Your instructions: The answer must be a single number: how many lines in the entries below contain the word "icon".

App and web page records
%%

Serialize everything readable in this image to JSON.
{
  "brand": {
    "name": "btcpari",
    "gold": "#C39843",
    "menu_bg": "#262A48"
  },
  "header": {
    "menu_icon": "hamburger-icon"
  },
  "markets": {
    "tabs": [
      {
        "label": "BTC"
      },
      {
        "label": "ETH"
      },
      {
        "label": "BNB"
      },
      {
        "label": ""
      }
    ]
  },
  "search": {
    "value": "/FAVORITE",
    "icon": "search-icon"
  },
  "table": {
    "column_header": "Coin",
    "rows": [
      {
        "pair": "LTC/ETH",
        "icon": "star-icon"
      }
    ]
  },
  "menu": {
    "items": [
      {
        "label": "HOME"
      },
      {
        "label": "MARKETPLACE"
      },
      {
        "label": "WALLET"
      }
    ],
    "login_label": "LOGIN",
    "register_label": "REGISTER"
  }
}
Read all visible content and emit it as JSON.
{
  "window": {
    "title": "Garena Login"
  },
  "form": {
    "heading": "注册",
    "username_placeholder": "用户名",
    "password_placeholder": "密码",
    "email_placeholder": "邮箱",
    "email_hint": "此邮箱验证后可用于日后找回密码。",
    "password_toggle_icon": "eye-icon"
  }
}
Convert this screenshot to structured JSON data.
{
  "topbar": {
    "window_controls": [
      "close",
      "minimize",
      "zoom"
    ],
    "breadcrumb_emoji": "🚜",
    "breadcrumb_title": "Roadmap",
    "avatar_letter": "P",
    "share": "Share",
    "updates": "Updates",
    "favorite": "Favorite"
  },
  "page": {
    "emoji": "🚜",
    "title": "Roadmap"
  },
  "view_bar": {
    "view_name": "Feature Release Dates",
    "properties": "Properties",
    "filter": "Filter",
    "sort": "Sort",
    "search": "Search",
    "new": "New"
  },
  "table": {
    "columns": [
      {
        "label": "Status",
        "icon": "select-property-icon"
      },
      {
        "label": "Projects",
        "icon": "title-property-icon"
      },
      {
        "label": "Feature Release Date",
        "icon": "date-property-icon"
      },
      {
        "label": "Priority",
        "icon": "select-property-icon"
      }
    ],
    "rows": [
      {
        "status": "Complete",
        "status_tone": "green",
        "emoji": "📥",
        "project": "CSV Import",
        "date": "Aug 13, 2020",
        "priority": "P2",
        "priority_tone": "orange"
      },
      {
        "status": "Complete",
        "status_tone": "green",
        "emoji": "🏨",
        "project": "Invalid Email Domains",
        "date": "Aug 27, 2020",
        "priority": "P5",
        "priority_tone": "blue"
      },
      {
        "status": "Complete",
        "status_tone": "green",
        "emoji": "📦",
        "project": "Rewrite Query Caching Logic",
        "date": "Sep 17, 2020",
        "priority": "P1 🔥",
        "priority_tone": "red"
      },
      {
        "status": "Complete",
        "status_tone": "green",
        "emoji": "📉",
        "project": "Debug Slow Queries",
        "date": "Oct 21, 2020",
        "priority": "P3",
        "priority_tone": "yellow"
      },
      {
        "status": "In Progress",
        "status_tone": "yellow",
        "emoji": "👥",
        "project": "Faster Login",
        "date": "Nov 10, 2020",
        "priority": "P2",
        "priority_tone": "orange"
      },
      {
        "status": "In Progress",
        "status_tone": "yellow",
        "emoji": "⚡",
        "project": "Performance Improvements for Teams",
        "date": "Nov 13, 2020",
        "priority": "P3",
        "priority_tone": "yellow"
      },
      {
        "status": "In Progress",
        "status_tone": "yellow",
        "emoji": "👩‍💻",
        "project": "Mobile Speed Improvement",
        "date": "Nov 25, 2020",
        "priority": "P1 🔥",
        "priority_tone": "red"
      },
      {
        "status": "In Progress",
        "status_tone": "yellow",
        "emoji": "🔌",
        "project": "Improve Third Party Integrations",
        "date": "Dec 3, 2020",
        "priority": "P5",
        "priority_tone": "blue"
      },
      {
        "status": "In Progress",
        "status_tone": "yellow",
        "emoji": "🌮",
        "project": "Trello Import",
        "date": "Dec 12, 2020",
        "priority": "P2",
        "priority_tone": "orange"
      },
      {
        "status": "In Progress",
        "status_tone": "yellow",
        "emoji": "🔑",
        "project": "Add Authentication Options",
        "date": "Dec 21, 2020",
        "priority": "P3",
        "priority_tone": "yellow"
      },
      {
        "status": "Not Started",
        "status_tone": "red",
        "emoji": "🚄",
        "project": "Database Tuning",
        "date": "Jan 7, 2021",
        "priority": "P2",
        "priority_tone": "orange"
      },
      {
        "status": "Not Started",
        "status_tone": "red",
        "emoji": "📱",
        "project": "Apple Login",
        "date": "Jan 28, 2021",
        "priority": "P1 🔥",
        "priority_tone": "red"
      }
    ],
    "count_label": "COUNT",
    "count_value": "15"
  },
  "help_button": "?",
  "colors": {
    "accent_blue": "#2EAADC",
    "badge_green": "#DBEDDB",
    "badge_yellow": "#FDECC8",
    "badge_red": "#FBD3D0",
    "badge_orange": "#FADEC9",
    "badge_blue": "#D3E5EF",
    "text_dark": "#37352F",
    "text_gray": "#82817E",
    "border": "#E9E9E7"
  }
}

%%

Solution to this task: 8